The first is the libertarian strand's hostility to collectivism. The second is authoritarian and populist nationalism. The first sees institutions as obstacles to the operation of free markets, the second as barriers to the exercise of power. Their targets are the same, but they have a dissimilar rationale and want very different ends.

It isn't new. Thatcher began the process, undermining the autonomy of local government and privatising nationalised industries. But she had limits. Notably, in her selectively quoted Bruges speech:

Britain does not dream of some cosy, isolated existence on the fringes of the European Community. Our destiny is in Europe, as part of the Community.

Thatcher was one of the architects of the European single market. It's an extraordinary story as to how her particular view of the future of the EU morphed into a nationalist rejection of British membership in the hands of those who proclaim themselves to be her followers. Euroscepticism was replaced by Europhobia on the Tory right, though, arguably, it was a step on the same path. Brexit removed an important institutional restraint, freeing them to attack other targets, like the BBC and the NHS. Latterly, the targets have become wider still – the judiciary, human rights, and even elements of representative democracy. After all, leaving could only have been achieved at all through bypassing parliamentary democracy with a referendum. 

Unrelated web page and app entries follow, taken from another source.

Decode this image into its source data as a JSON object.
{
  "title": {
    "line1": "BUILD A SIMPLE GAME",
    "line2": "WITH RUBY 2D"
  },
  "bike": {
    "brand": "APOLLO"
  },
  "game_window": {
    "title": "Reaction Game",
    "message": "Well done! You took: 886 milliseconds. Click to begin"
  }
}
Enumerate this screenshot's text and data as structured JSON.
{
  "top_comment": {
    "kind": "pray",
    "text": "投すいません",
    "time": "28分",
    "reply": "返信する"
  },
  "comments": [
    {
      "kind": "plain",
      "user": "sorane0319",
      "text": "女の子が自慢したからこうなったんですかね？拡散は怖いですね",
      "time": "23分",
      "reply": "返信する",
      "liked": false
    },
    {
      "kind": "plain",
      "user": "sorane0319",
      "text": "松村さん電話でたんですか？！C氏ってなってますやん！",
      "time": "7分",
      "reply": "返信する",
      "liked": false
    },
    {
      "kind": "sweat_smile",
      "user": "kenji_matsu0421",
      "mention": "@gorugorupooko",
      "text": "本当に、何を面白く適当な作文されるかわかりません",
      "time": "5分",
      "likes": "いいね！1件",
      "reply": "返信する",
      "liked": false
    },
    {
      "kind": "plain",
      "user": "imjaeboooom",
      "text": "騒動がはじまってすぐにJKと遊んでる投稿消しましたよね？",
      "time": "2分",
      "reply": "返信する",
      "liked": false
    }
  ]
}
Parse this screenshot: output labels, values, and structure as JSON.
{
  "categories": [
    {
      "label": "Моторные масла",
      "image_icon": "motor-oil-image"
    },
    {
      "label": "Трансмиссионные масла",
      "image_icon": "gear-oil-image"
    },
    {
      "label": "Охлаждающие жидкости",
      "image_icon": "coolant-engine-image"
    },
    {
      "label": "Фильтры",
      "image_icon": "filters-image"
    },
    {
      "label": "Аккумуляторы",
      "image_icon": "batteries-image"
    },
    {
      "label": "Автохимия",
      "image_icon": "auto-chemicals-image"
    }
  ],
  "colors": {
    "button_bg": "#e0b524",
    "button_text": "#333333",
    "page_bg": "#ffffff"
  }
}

We mustn't forget that there were also fellow travellers on the left. Corbyn always voted with the far right of the Tory party on EU matters, just as he and members of the Campaign group voted with Conservative rebels against some Covid restrictions. The far left's narrative was that liberal democracy was a sham, the EU a capitalist club, and individual rights a way of securing bourgeois power. Social democracy was a sell-out and a bulwark against socialism.

The problem for the radicals of both right and left is that the demolition of social democratic institutions would not lead to either socialism or a free market utopia. The beneficiaries would be authoritarians, populists, and demagogues. Freed from the constraints of democratic polities, nationalism and authoritarianism only gives us rent-seeking and kleptocracy. 

The biggest obstacle the radicals faced is that these institutions work. The post-war settlement has given us sustained prosperity, greater individual liberty and growing equality. That's why the Brexiters had to rely on fabrications, misrepresentation, and outright lying. Given this assault, the defence of these gains is the primary purpose of democratic politics. 

This all sounds rather conservative, an almost Burkeian defence of the status quo. And in one sense it is, and certainly it was the heart of post-war mainstream conservatism until the radicals created a dysfunctional Conservative Party in their own image. But the difference for the left, my left, is that liberal democratic institutions are not obstacles to progress, nor are they an end in themselves, but the foundations on which a better society can be built. To abandon them is to risk descending into the authoritarian abyss.